They choose eight achievements from the data gathered from the questions.
These should be achievements that are the most important to them. For each item, they write:
- how you got involved in it
- the details of what you actually did
- what was specifically enjoyable or satisfying to you
Look for the pattern
- See the clear, strong connection between who you are and what you have done.
- According to Miller and Mattson, the motivational pattern might be something like
- improve/make better
- meet needs/fulfill expectations
- be in charge/command
Knowing this, teens can now ask themselves: In what careers or environments will I be free to move in my motivated pattern? What educational path will best take me there?
“Isn’t that just like you?”
And so it is that we find the child acquiring his first scooter car when he is 4, his first bicycle at 8, his first car at 16, and his first house at age 30 is still acquiring money or material things at age 60.
The child defending her sister against a bully at age 9 is preoccupied at age 28 with her ministry to people facing personal tragedy or death and is making friends with former gang members at age 45.
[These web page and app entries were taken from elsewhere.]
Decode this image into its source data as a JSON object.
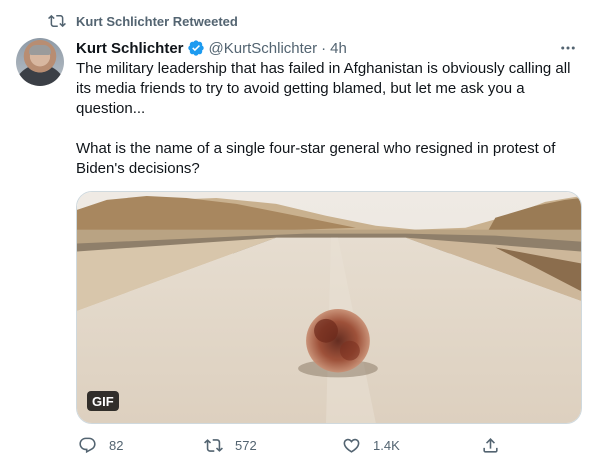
{
  "retweet_context": {
    "label": "Kurt Schlichter Retweeted"
  },
  "author": {
    "name": "Kurt Schlichter",
    "handle": "@KurtSchlichter",
    "separator": "·",
    "time": "4h",
    "verified": true
  },
  "tweet": {
    "paragraph_1": "The military leadership that has failed in Afghanistan is obviously calling all its media friends to try to avoid getting blamed, but let me ask you a question...",
    "paragraph_2": "What is the name of a single four-star general who resigned in protest of Biden's decisions?"
  },
  "media": {
    "badge": "GIF"
  },
  "actions": {
    "replies": "82",
    "retweets": "572",
    "likes": "1.4K"
  },
  "icons": {
    "retweet_context": "retweet-icon",
    "verified": "verified-badge-icon",
    "more": "more-options-icon",
    "reply": "reply-icon",
    "retweet": "retweet-icon",
    "like": "heart-icon",
    "share": "share-icon"
  },
  "colors": {
    "text_primary": "#0f1419",
    "text_secondary": "#536471",
    "verified_blue": "#1d9bf0",
    "border": "#cfd9de"
  }
}
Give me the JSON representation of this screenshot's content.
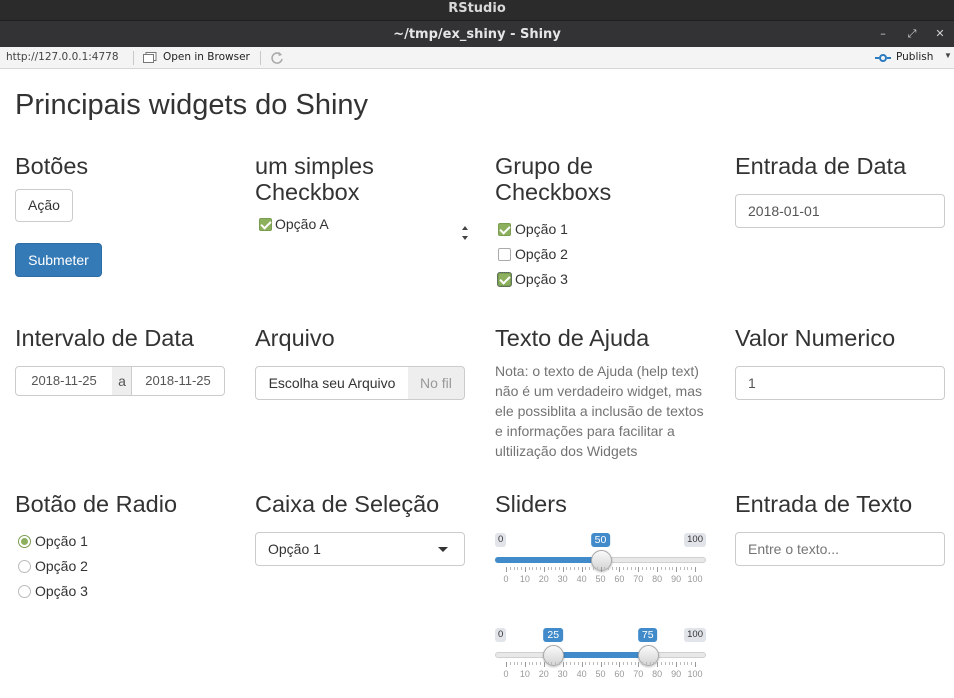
{
  "window": {
    "app_title": "RStudio",
    "title": "~/tmp/ex_shiny - Shiny",
    "controls": [
      "–",
      "⤢",
      "✕"
    ]
  },
  "toolbar": {
    "url": "http://127.0.0.1:4778",
    "open_in_browser_label": "Open in Browser",
    "publish_label": "Publish"
  },
  "page": {
    "title": "Principais widgets do Shiny"
  },
  "botoes": {
    "heading": "Botões",
    "action_label": "Ação",
    "submit_label": "Submeter"
  },
  "checkbox": {
    "heading_line1": "um simples",
    "heading_line2": "Checkbox",
    "label": "Opção A",
    "checked": true
  },
  "checkbox_group": {
    "heading_line1": "Grupo de",
    "heading_line2": "Checkboxs",
    "options": [
      {
        "label": "Opção 1",
        "checked": true
      },
      {
        "label": "Opção 2",
        "checked": false
      },
      {
        "label": "Opção 3",
        "checked": true
      }
    ]
  },
  "date_input": {
    "heading": "Entrada de Data",
    "value": "2018-01-01"
  },
  "date_range": {
    "heading": "Intervalo de Data",
    "start": "2018-11-25",
    "separator": "a",
    "end": "2018-11-25"
  },
  "file_input": {
    "heading": "Arquivo",
    "button_label": "Escolha seu Arquivo",
    "status": "No fil"
  },
  "help_text": {
    "heading": "Texto de Ajuda",
    "lines": [
      "Nota: o texto de Ajuda (help text)",
      "não é um verdadeiro widget, mas",
      "ele possiblita a inclusão de textos",
      "e informações para facilitar a",
      "ultilização dos Widgets"
    ]
  },
  "numeric_input": {
    "heading": "Valor Numerico",
    "value": "1"
  },
  "radio": {
    "heading": "Botão de Radio",
    "options": [
      {
        "label": "Opção 1",
        "selected": true
      },
      {
        "label": "Opção 2",
        "selected": false
      },
      {
        "label": "Opção 3",
        "selected": false
      }
    ]
  },
  "select": {
    "heading": "Caixa de Seleção",
    "selected": "Opção 1"
  },
  "sliders": {
    "heading": "Sliders",
    "min": 0,
    "max": 100,
    "min_label": "0",
    "max_label": "100",
    "tick_labels": [
      "0",
      "10",
      "20",
      "30",
      "40",
      "50",
      "60",
      "70",
      "80",
      "90",
      "100"
    ],
    "single": {
      "value": 50,
      "label": "50"
    },
    "range": {
      "from": 25,
      "to": 75,
      "from_label": "25",
      "to_label": "75"
    }
  },
  "text_input": {
    "heading": "Entrada de Texto",
    "placeholder": "Entre o texto..."
  },
  "colors": {
    "primary": "#337ab7",
    "slider": "#428bca",
    "checkbox_checked": "#8cb05e"
  }
}
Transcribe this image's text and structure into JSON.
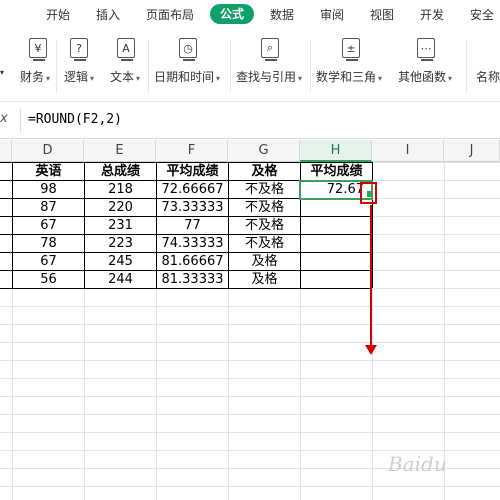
{
  "tabs": [
    "开始",
    "插入",
    "页面布局",
    "公式",
    "数据",
    "审阅",
    "视图",
    "开发",
    "安全"
  ],
  "active_tab": "公式",
  "ribbon": {
    "groups": [
      {
        "label": "财务",
        "icon": "finance-icon",
        "glyph": "¥"
      },
      {
        "label": "逻辑",
        "icon": "logic-icon",
        "glyph": "?"
      },
      {
        "label": "文本",
        "icon": "text-icon",
        "glyph": "A"
      },
      {
        "label": "日期和时间",
        "icon": "clock-icon",
        "glyph": "◷"
      },
      {
        "label": "查找与引用",
        "icon": "lookup-icon",
        "glyph": "⌕"
      },
      {
        "label": "数学和三角",
        "icon": "math-icon",
        "glyph": "±"
      },
      {
        "label": "其他函数",
        "icon": "more-icon",
        "glyph": "⋯"
      },
      {
        "label": "名称",
        "icon": "name-icon",
        "glyph": ""
      }
    ]
  },
  "formula_bar": {
    "fx_label": "x",
    "formula": "=ROUND(F2,2)"
  },
  "columns": [
    "D",
    "E",
    "F",
    "G",
    "H",
    "I",
    "J"
  ],
  "selected_column": "H",
  "table": {
    "headers": [
      "英语",
      "总成绩",
      "平均成绩",
      "及格",
      "平均成绩"
    ],
    "rows": [
      [
        "98",
        "218",
        "72.66667",
        "不及格",
        "72.67"
      ],
      [
        "87",
        "220",
        "73.33333",
        "不及格",
        ""
      ],
      [
        "67",
        "231",
        "77",
        "不及格",
        ""
      ],
      [
        "78",
        "223",
        "74.33333",
        "不及格",
        ""
      ],
      [
        "67",
        "245",
        "81.66667",
        "及格",
        ""
      ],
      [
        "56",
        "244",
        "81.33333",
        "及格",
        ""
      ]
    ]
  },
  "watermark": "Baidu",
  "colors": {
    "accent": "#0fa06a",
    "selection": "#3aa05a",
    "annotation": "#d40000"
  }
}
Maybe what teens should do with their lives can be found, in large part, within what they have been doing all along.
* Go here for a more detailed description.
Tweetable: Maybe what teens should do with their lives can be found within what they’ve been doing all along. Click to Tweet
Some teens can do anything—they get good grades, are excellent athletes, and are involved with music, drama, editing yearbooks. They can do anything but do not know what to do with their lives. — Miller and Mattson
Miller and Mattson continue, “Hidden behind their multiple interests is the consistency of a particular way of working and playing, a motivational pattern.”
A teen’s motivational pattern unlocks the door to a career they will love.
Extensive research leads to the conclusion that consistent motivational patterns emerge “in rudimentary form by age 10 and are fully fleshed out in mid-teens.” Further, the motivational pattern remains consistent throughout a person’s life.
A poignant example
Kayla Jean Mueller was an American human rights activist and humanitarian aid worker. She was taken captive in August 2013 in Aleppo, Syria, while leaving a Doctors Without Borders hospital and died earlier this year in Syria at age 26.
When she was 22 she wrote to her parents: “Some people find God in church. Some people find God in nature. Some people find God in love. I find God in suffering. I’ve known for some time what my life’s work is, using my hands as tools to relieve suffering.”
The more teens act out of their motivated pattern, the greater is their own satisfaction that they are using their life for its intended purpose –the purpose that they define, based upon the abilities, talents, skills, and temperament they see in themselves. Here’s an exercise you can give to the teens in your life. To get started, see this link: Guided questions motivational patterns.
Next week : A second exercise to help teens pull out their work pattern from the data they recorded.
Tweetable: Six questions help teens identify patterns in their most satisfyingly consistent way of work and play. Click to Tweet